Govt pledges to clamp down on wildlife thieves ANY unscrupulous people airlifting wildlife out of the country risk punitive action as the ministry is up to the task to combat such illegal activities which are costing the country millions of dollars in revenue, says Tourism and Arts Minister Charles Banda. In an interview yesterday, Mr Banda said that the ministry had an open-door policy to accommodate ideas aimed at taking the ministry to greater heights but warned people with illegal motives of punitive action through collaborative efforts with law enforcement agencies as well as trained personnel and the community. He said that the Government had prioritized the diversification of the economy from over-dependence on copper and that tourism and arts one such measure to help cushion against sudden economic shocks. “I am aware that in the past some unscrupulous people airlifted wildlife from our parks but the truth of the matter is that we are up to the task to curb such illicit activities through our trained personnel, law enforcement agencies and the help of surrounding communities,” he said.
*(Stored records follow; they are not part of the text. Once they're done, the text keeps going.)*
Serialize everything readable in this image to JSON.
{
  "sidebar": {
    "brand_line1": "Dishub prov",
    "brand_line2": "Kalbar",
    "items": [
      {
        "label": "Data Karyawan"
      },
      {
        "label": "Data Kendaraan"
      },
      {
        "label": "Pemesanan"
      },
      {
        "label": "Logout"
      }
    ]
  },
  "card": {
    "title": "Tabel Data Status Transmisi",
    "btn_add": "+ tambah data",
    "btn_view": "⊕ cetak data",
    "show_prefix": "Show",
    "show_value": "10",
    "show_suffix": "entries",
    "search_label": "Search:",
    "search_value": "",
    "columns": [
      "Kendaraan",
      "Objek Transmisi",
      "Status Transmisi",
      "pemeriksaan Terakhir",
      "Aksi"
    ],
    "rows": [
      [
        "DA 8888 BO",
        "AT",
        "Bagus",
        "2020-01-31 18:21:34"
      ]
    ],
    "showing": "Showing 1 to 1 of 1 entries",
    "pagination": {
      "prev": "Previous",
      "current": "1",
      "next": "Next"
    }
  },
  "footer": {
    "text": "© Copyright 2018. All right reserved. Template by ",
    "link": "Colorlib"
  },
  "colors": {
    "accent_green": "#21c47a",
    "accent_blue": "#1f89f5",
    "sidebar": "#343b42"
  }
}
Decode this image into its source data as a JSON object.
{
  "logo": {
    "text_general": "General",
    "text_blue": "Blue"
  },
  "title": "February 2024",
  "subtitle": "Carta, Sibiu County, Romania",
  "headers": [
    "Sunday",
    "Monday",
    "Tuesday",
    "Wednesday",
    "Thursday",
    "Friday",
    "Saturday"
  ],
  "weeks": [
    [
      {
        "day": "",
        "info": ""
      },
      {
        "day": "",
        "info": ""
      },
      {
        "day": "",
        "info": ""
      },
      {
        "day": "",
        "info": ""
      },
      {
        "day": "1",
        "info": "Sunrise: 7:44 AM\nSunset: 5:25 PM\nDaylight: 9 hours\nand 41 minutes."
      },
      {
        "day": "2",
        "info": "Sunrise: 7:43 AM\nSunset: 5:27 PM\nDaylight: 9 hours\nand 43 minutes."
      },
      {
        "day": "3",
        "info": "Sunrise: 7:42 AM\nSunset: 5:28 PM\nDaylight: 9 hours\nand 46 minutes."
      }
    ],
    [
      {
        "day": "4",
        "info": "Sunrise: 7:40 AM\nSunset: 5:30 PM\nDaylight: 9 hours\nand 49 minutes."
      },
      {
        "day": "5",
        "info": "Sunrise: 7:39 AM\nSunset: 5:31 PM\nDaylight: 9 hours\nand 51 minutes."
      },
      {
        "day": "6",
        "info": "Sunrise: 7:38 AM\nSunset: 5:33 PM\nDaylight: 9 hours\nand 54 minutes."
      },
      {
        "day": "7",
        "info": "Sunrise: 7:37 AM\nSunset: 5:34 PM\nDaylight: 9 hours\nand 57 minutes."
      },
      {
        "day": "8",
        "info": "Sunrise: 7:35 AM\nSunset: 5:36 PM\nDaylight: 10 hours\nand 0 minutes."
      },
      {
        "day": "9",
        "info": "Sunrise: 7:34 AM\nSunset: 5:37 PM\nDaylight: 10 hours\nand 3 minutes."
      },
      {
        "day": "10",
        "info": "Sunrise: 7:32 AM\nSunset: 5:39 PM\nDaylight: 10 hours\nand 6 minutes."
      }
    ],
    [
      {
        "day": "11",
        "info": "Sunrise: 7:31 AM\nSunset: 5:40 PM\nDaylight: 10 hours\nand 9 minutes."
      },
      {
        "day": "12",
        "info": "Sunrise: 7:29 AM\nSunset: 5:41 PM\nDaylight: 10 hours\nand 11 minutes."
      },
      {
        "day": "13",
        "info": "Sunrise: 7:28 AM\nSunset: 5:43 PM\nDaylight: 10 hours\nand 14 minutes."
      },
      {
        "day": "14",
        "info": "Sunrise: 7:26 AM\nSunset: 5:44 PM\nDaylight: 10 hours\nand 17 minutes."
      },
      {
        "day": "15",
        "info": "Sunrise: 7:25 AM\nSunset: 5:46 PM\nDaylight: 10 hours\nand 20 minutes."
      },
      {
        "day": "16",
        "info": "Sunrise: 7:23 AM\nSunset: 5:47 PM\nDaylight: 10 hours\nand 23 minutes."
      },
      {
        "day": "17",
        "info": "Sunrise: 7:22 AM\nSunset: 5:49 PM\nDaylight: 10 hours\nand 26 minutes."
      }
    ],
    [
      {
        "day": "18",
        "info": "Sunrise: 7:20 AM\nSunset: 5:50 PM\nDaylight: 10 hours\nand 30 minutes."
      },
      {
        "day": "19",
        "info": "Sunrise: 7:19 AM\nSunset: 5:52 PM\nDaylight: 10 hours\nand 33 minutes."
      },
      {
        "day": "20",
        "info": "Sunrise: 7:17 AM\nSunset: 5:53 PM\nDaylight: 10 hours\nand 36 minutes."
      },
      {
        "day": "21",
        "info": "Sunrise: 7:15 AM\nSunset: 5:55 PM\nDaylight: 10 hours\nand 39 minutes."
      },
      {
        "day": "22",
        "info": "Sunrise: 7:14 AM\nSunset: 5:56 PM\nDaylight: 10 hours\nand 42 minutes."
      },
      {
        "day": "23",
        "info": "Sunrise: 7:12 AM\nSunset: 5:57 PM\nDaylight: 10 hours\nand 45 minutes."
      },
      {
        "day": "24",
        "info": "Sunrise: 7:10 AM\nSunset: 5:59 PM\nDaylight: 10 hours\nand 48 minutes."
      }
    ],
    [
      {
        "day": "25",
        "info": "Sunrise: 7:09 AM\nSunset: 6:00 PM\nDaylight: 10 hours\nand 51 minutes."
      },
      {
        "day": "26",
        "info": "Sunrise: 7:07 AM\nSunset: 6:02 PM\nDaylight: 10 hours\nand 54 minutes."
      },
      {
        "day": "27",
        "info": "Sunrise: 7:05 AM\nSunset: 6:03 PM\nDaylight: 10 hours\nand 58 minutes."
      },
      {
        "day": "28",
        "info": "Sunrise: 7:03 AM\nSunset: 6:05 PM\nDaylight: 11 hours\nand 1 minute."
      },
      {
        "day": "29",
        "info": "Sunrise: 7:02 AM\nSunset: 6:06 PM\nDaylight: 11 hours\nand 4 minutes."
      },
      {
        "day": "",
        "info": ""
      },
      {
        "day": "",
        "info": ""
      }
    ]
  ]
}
Mr Banda emphasized the need to protect and preserve wildlife, stating that it was one of the key features that had the potential to attract more tourists which in turn earned the country foreign exchange and created employment opportunities among many youths. He said that there was need for the country to take advantage and tap into the large market of tourists that was mainly coming from China. “There is need to protect and preserve wildlife which is an important element in tourism because in many countries they do not have such animals, hence it attracts tourists,” he said. Mr Banda said that arts was another aspect that had the potential to contribute to the alleviation of poverty, stating that Zambia needed to learn from Nigeria’s film industry that largely contributed to that country’s gross domestic product.